I found this tweet really thought-provoking. Homework is a hard problem to figure out! There are no easy solutions. But I did have a few specific reactions to this:
First, if I have an idea for something that takes 5 minutes and guarantees that students will be successful the next day, I will do it in class. I don’t ever want to give homework that is critical to students’ success in my class. I think that’s a good mantra for teaching in general: if it’s important, do it in class.
Second, something I learned from Michael Pershan’s review of the research on homework is that many families want homework similar to what Zach describes in his tweet. Something that is short, consistent, and helps them understand what’s happening in school. It helps families feel like they understand their kids’ school experience without causing undue stress.
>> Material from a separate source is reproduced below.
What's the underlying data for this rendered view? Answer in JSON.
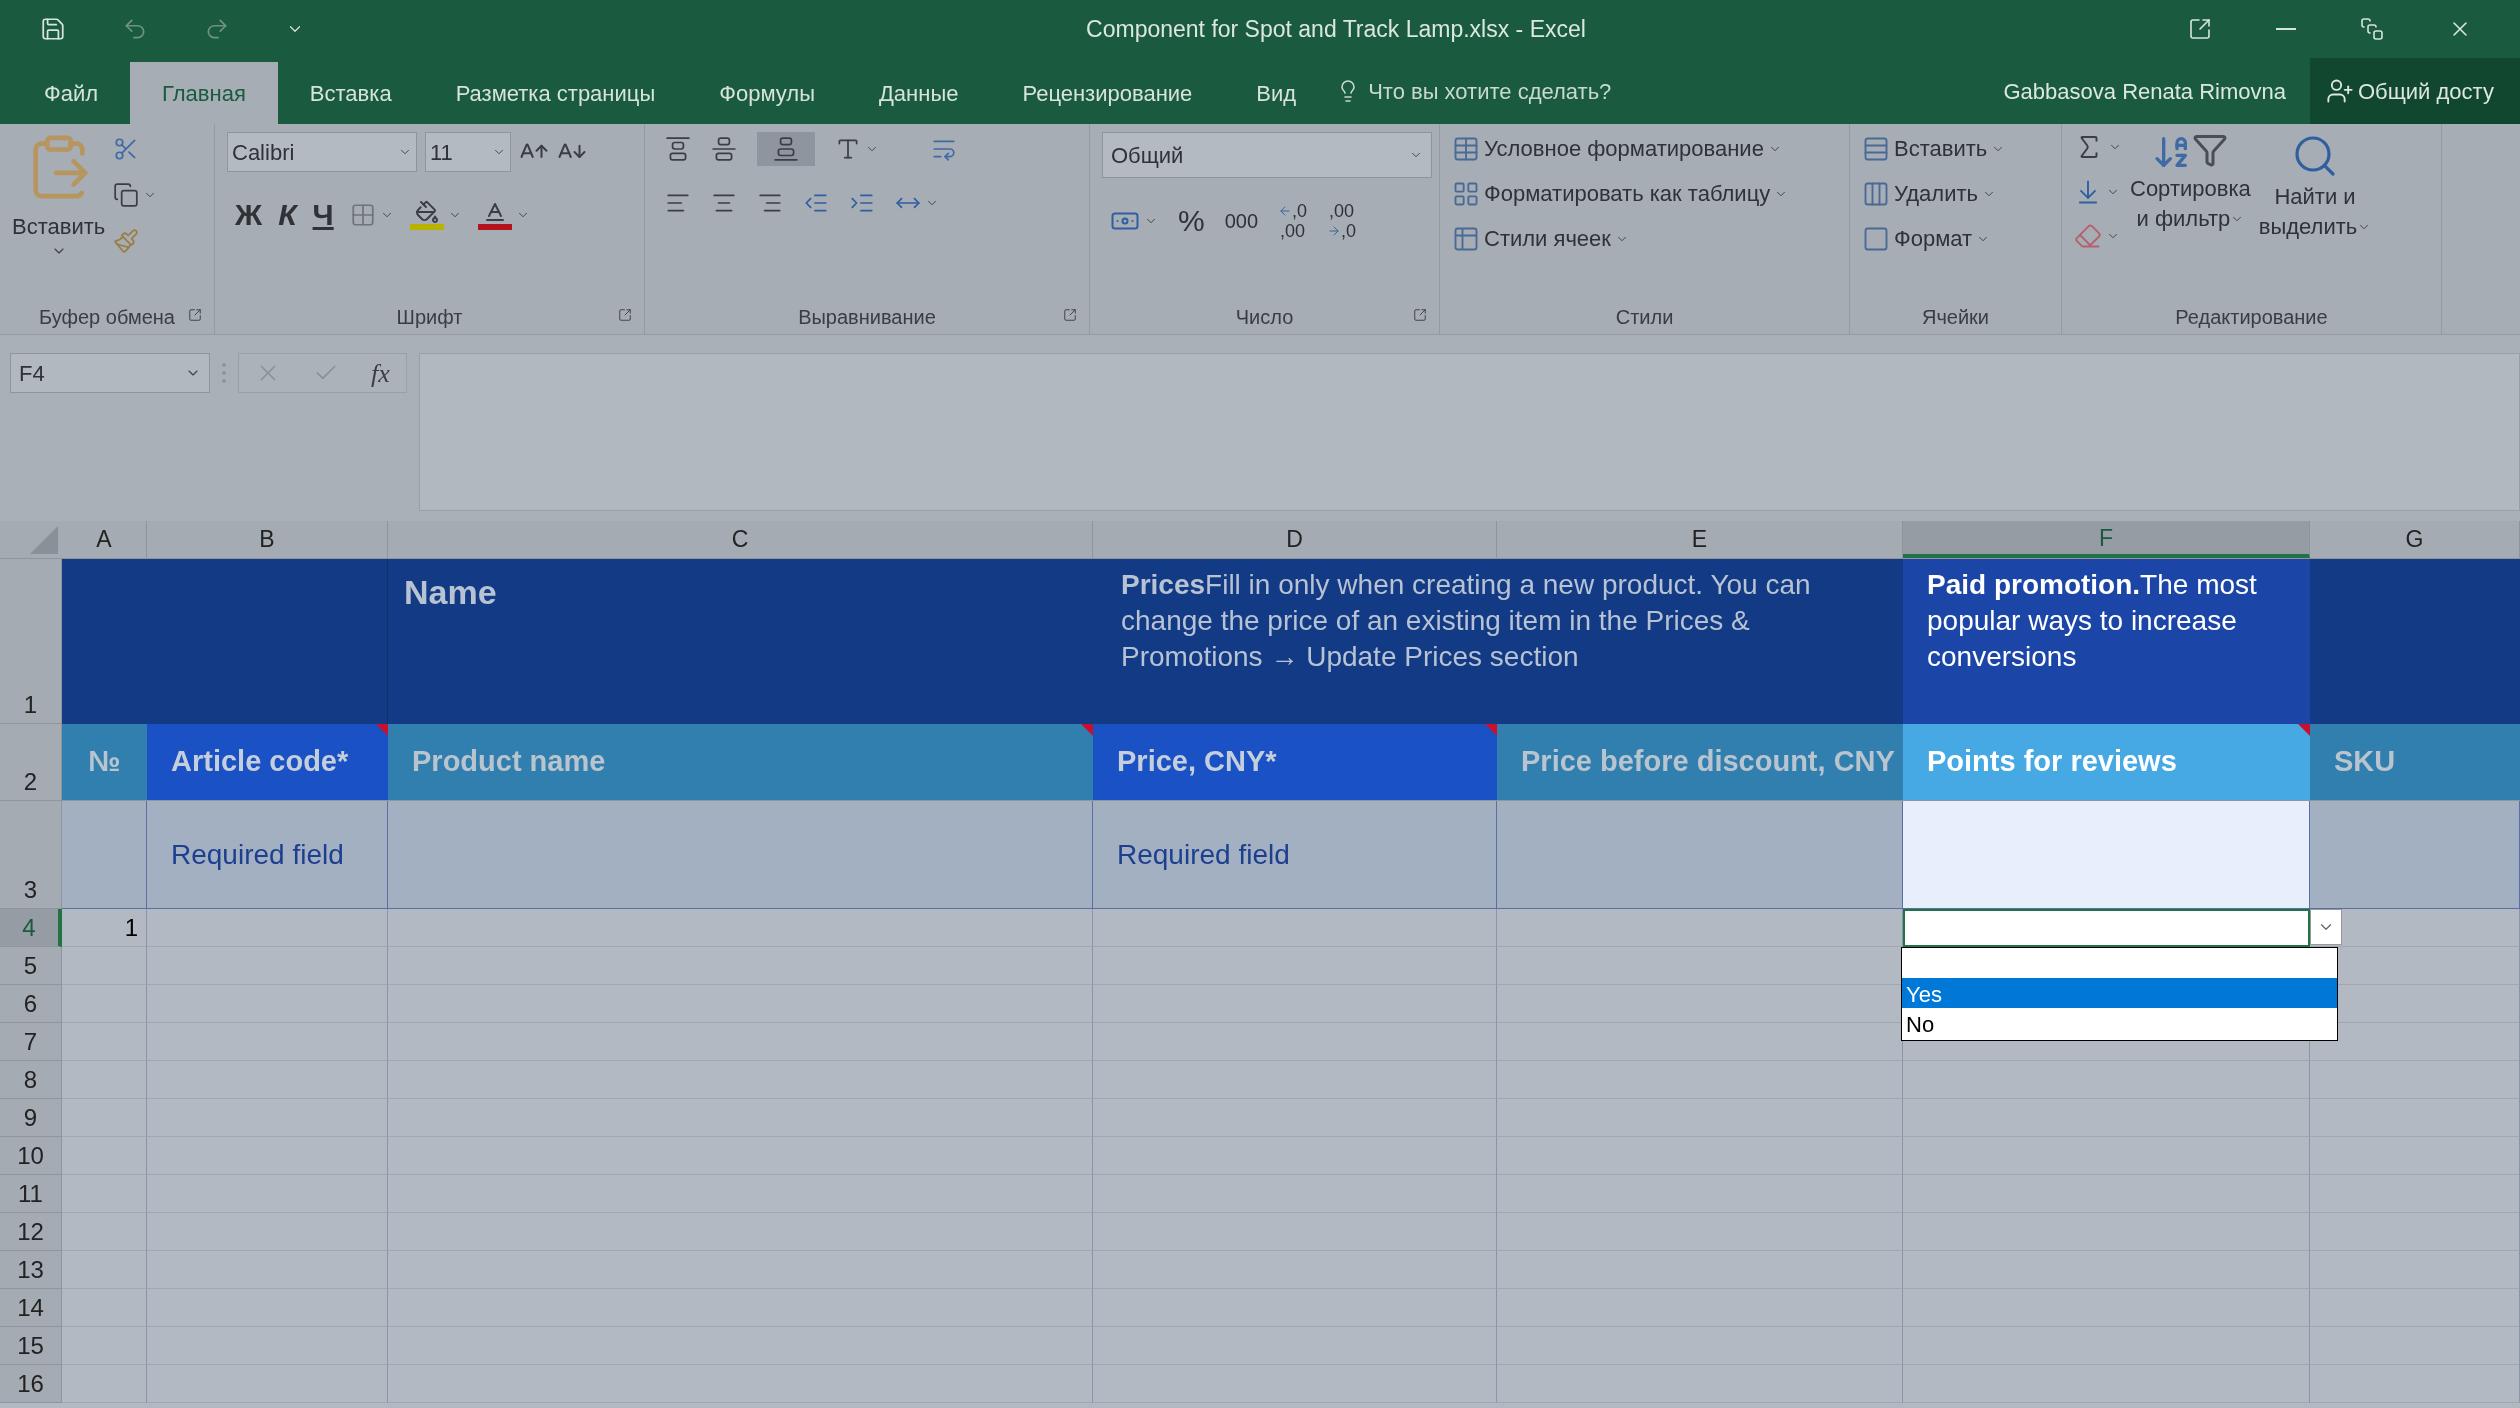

Third, the crux of the challenge for me is time. In math, there does not exist an assignment that takes 5 minutes for everyone unless I simply say “spend 5 minutes on X,” which has its own challenges. There are some assignments that will take one student 5 minutes and another student 45. I teach 7th grade, and I am very confident that giving 45 minutes of homework for a single subject at that age is unproductive. Most families don’t want tons and tons of homework. Michael’s research review validates this: there is not a strong association between the amount of homework given and the learning benefits. Giving homework consistently, however, is associated with learning benefits.
So there’s the pickle. I want to do important things in class, so homework can’t be critical to student success. Families want homework to understand what’s happening in school. But I need to keep the time constrained so it doesn’t take forever for some students. I don’t know the best answer.
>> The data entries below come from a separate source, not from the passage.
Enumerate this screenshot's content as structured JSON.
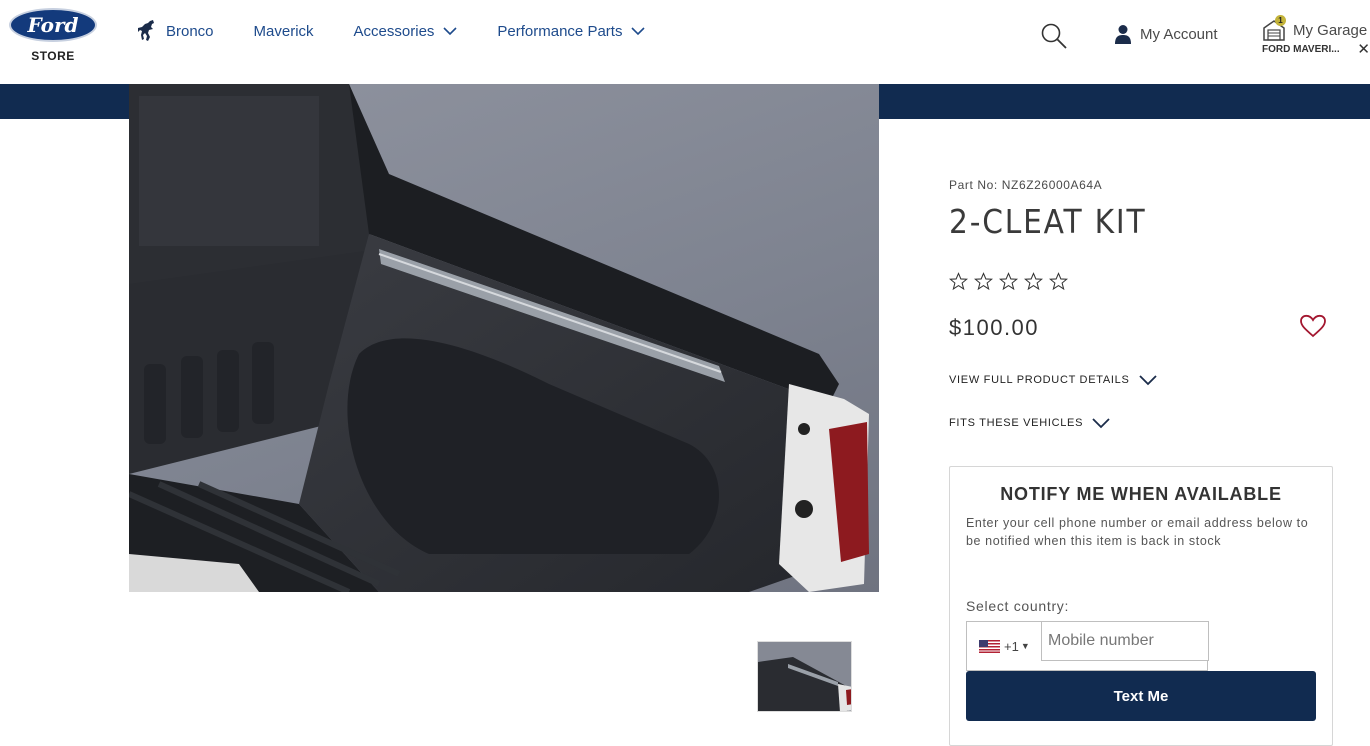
{
  "header": {
    "logo_text": "Ford",
    "store_label": "STORE",
    "nav": [
      {
        "label": "Bronco"
      },
      {
        "label": "Maverick"
      },
      {
        "label": "Accessories"
      },
      {
        "label": "Performance Parts"
      }
    ],
    "account_label": "My Account",
    "garage_label": "My Garage",
    "garage_count": "1",
    "garage_vehicle": "FORD MAVERI...",
    "garage_close": "✕"
  },
  "product": {
    "part_no": "Part No: NZ6Z26000A64A",
    "title": "2-CLEAT KIT",
    "rating": 0,
    "rating_max": 5,
    "price": "$100.00",
    "full_details_label": "VIEW FULL PRODUCT DETAILS",
    "fits_label": "FITS THESE VEHICLES"
  },
  "notify": {
    "title": "NOTIFY ME WHEN AVAILABLE",
    "description": "Enter your cell phone number or email address below to be notified when this item is back in stock",
    "country_label": "Select country:",
    "country_code": "+1",
    "phone_placeholder": "Mobile number",
    "button_label": "Text Me"
  },
  "colors": {
    "brand_navy": "#112b50",
    "nav_link": "#1e4b8c",
    "heart": "#a3162f"
  },
  "icons": {
    "search": "search-icon",
    "account": "user-icon",
    "garage": "garage-icon",
    "wishlist": "heart-icon",
    "expand": "chevron-down-icon"
  }
}
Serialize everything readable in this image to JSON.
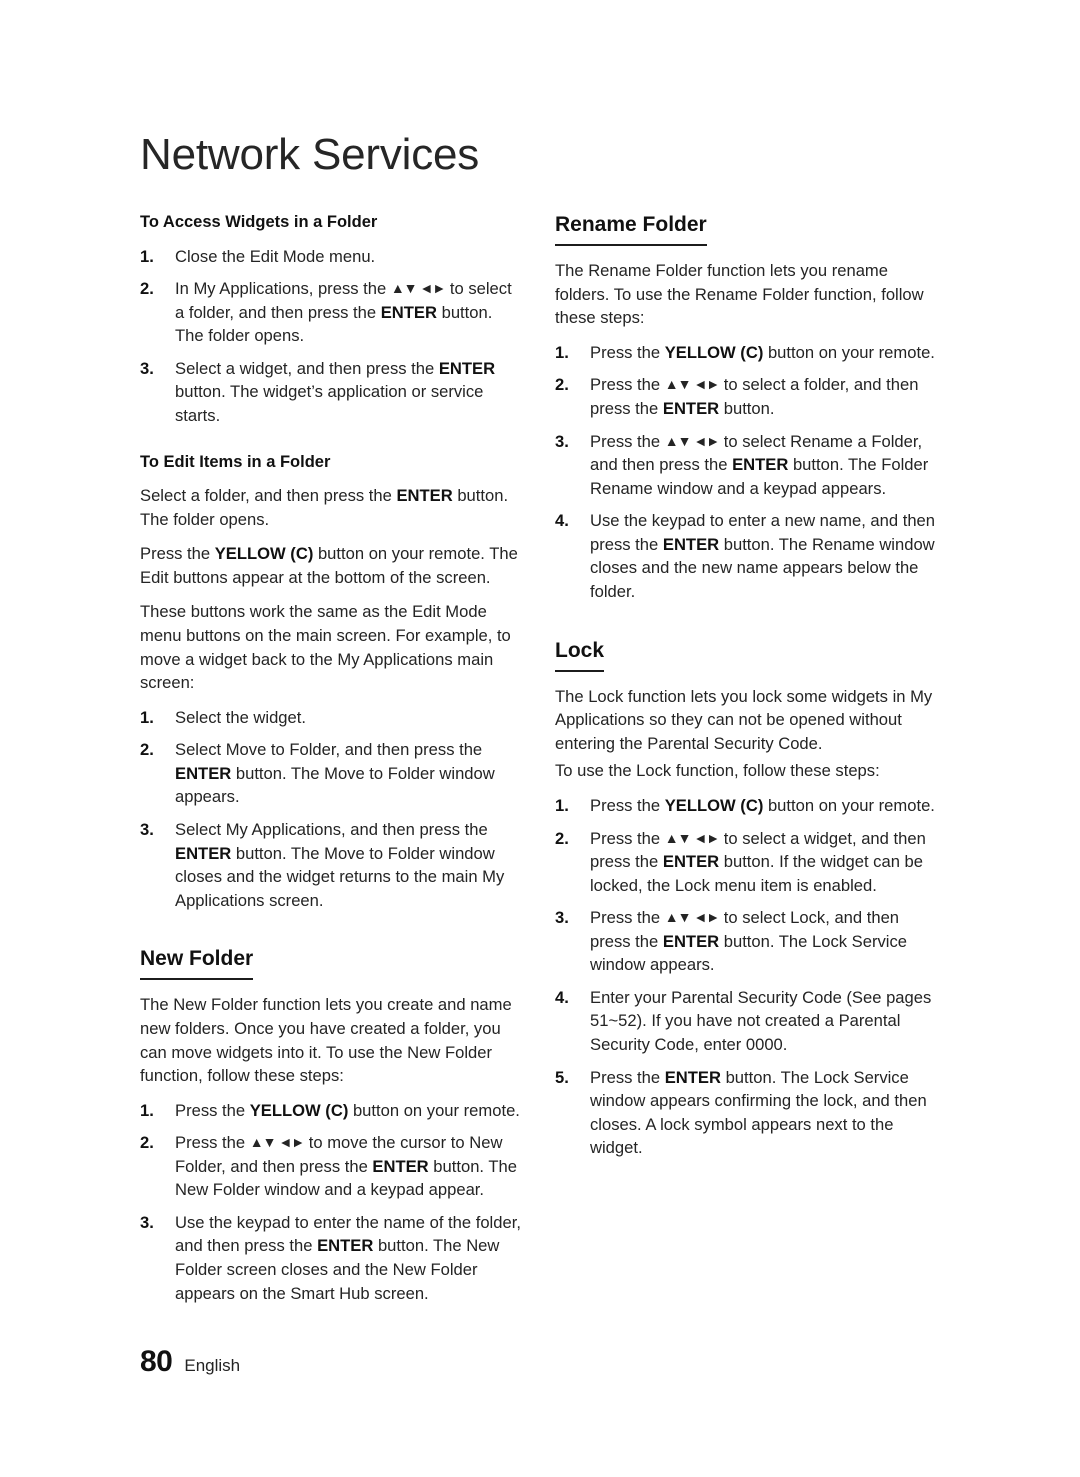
{
  "page": {
    "chapter_title": "Network Services",
    "footer": {
      "page_number": "80",
      "language": "English"
    }
  },
  "arrows_glyph": "▲▼◄►",
  "left_column": {
    "section_access": {
      "heading": "To Access Widgets in a Folder",
      "steps": [
        {
          "num": "1.",
          "parts": [
            {
              "t": "Close the Edit Mode menu.",
              "b": false
            }
          ]
        },
        {
          "num": "2.",
          "parts": [
            {
              "t": "In My Applications, press the ",
              "b": false
            },
            {
              "t": "ARROWS",
              "b": false,
              "arrows": true
            },
            {
              "t": " to select a folder, and then press the ",
              "b": false
            },
            {
              "t": "ENTER",
              "b": true
            },
            {
              "t": " button. The folder opens.",
              "b": false
            }
          ]
        },
        {
          "num": "3.",
          "parts": [
            {
              "t": "Select a widget, and then press the ",
              "b": false
            },
            {
              "t": "ENTER",
              "b": true
            },
            {
              "t": " button. The widget’s application or service starts.",
              "b": false
            }
          ]
        }
      ]
    },
    "section_edit": {
      "heading": "To Edit Items in a Folder",
      "paragraphs": [
        {
          "parts": [
            {
              "t": "Select a folder, and then press the ",
              "b": false
            },
            {
              "t": "ENTER",
              "b": true
            },
            {
              "t": " button. The folder opens.",
              "b": false
            }
          ]
        },
        {
          "parts": [
            {
              "t": "Press the ",
              "b": false
            },
            {
              "t": "YELLOW (C)",
              "b": true
            },
            {
              "t": " button on your remote. The Edit buttons appear at the bottom of the screen.",
              "b": false
            }
          ]
        },
        {
          "parts": [
            {
              "t": "These buttons work the same as the Edit Mode menu buttons on the main screen. For example, to move a widget back to the My Applications main screen:",
              "b": false
            }
          ]
        }
      ],
      "steps": [
        {
          "num": "1.",
          "parts": [
            {
              "t": "Select the widget.",
              "b": false
            }
          ]
        },
        {
          "num": "2.",
          "parts": [
            {
              "t": "Select Move to Folder, and then press the ",
              "b": false
            },
            {
              "t": "ENTER",
              "b": true
            },
            {
              "t": " button. The Move to Folder window appears.",
              "b": false
            }
          ]
        },
        {
          "num": "3.",
          "parts": [
            {
              "t": "Select My Applications, and then press the ",
              "b": false
            },
            {
              "t": "ENTER",
              "b": true
            },
            {
              "t": " button. The Move to Folder window closes and the widget returns to the main My Applications screen.",
              "b": false
            }
          ]
        }
      ]
    },
    "section_new_folder": {
      "heading": "New Folder",
      "intro": {
        "parts": [
          {
            "t": "The New Folder function lets you create and name new folders. Once you have created a folder, you can move widgets into it. To use the New Folder function, follow these steps:",
            "b": false
          }
        ]
      },
      "steps": [
        {
          "num": "1.",
          "parts": [
            {
              "t": "Press the ",
              "b": false
            },
            {
              "t": "YELLOW (C)",
              "b": true
            },
            {
              "t": " button on your remote.",
              "b": false
            }
          ]
        },
        {
          "num": "2.",
          "parts": [
            {
              "t": "Press the ",
              "b": false
            },
            {
              "t": "ARROWS",
              "b": false,
              "arrows": true
            },
            {
              "t": " to move the cursor to New Folder, and then press the ",
              "b": false
            },
            {
              "t": "ENTER",
              "b": true
            },
            {
              "t": " button. The New Folder window and a keypad appear.",
              "b": false
            }
          ]
        },
        {
          "num": "3.",
          "parts": [
            {
              "t": "Use the keypad to enter the name of the folder, and then press the ",
              "b": false
            },
            {
              "t": "ENTER",
              "b": true
            },
            {
              "t": " button. The New Folder screen closes and the New Folder appears on the Smart Hub screen.",
              "b": false
            }
          ]
        }
      ]
    }
  },
  "right_column": {
    "section_rename": {
      "heading": "Rename Folder",
      "intro": {
        "parts": [
          {
            "t": "The Rename Folder function lets you rename folders. To use the Rename Folder function, follow these steps:",
            "b": false
          }
        ]
      },
      "steps": [
        {
          "num": "1.",
          "parts": [
            {
              "t": "Press the ",
              "b": false
            },
            {
              "t": "YELLOW (C)",
              "b": true
            },
            {
              "t": " button on your remote.",
              "b": false
            }
          ]
        },
        {
          "num": "2.",
          "parts": [
            {
              "t": "Press the ",
              "b": false
            },
            {
              "t": "ARROWS",
              "b": false,
              "arrows": true
            },
            {
              "t": " to select a folder, and then press the ",
              "b": false
            },
            {
              "t": "ENTER",
              "b": true
            },
            {
              "t": " button.",
              "b": false
            }
          ]
        },
        {
          "num": "3.",
          "parts": [
            {
              "t": "Press the ",
              "b": false
            },
            {
              "t": "ARROWS",
              "b": false,
              "arrows": true
            },
            {
              "t": " to select Rename a Folder, and then press the ",
              "b": false
            },
            {
              "t": "ENTER",
              "b": true
            },
            {
              "t": " button. The Folder Rename window and a keypad appears.",
              "b": false
            }
          ]
        },
        {
          "num": "4.",
          "parts": [
            {
              "t": "Use the keypad to enter a new name, and then press the ",
              "b": false
            },
            {
              "t": "ENTER",
              "b": true
            },
            {
              "t": " button. The Rename window closes and the new name appears below the folder.",
              "b": false
            }
          ]
        }
      ]
    },
    "section_lock": {
      "heading": "Lock",
      "intro": {
        "parts": [
          {
            "t": "The Lock function lets you lock some widgets in My Applications so they can not be opened without entering the Parental Security Code.",
            "b": false
          }
        ]
      },
      "intro2": {
        "parts": [
          {
            "t": "To use the Lock function, follow these steps:",
            "b": false
          }
        ]
      },
      "steps": [
        {
          "num": "1.",
          "parts": [
            {
              "t": "Press the ",
              "b": false
            },
            {
              "t": "YELLOW (C)",
              "b": true
            },
            {
              "t": " button on your remote.",
              "b": false
            }
          ]
        },
        {
          "num": "2.",
          "parts": [
            {
              "t": "Press the ",
              "b": false
            },
            {
              "t": "ARROWS",
              "b": false,
              "arrows": true
            },
            {
              "t": " to select a widget, and then press the ",
              "b": false
            },
            {
              "t": "ENTER",
              "b": true
            },
            {
              "t": " button. If the widget can be locked, the Lock menu item is enabled.",
              "b": false
            }
          ]
        },
        {
          "num": "3.",
          "parts": [
            {
              "t": "Press the ",
              "b": false
            },
            {
              "t": "ARROWS",
              "b": false,
              "arrows": true
            },
            {
              "t": " to select Lock, and then press the ",
              "b": false
            },
            {
              "t": "ENTER",
              "b": true
            },
            {
              "t": " button. The Lock Service window appears.",
              "b": false
            }
          ]
        },
        {
          "num": "4.",
          "parts": [
            {
              "t": "Enter your Parental Security Code (See pages 51~52). If you have not created a Parental Security Code, enter 0000.",
              "b": false
            }
          ]
        },
        {
          "num": "5.",
          "parts": [
            {
              "t": "Press the ",
              "b": false
            },
            {
              "t": "ENTER",
              "b": true
            },
            {
              "t": " button. The Lock Service window appears confirming the lock, and then closes. A lock symbol appears next to the widget.",
              "b": false
            }
          ]
        }
      ]
    }
  }
}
We need to ditch homework. We have to plan our classes without homework.
In my opinion the only objective reason teachers give homework is the lack of time for seeing all the topics with moderate pace.
If we have more time, surely homework would have no sense.
In the countrary: would you want your boss give you homework? Your job ends when you go home. Period. If you don’t want to have homework, expect the same for students.
Perhaps I’m a bit radical here.
I’ve been a no-homework (or very minimal homework, there are occasionally exceptions) for a while now. I would appreciate if schools explicitly took on your philosophy. But the challenge remains that some families want homework. I wonder if a good answer is more communication from teachers — a teacher down the hall from me sends home a monthly newsletter which could help families to understand what’s happening in school.
I don’t give homework. Why would it matter if families wanted it? Tell them to make up what they like or ask for something fun to do.
Yes, Dylan. We need more communication, between teachers and families, teachers and teachers and teachers and principals. And overall teachers and students.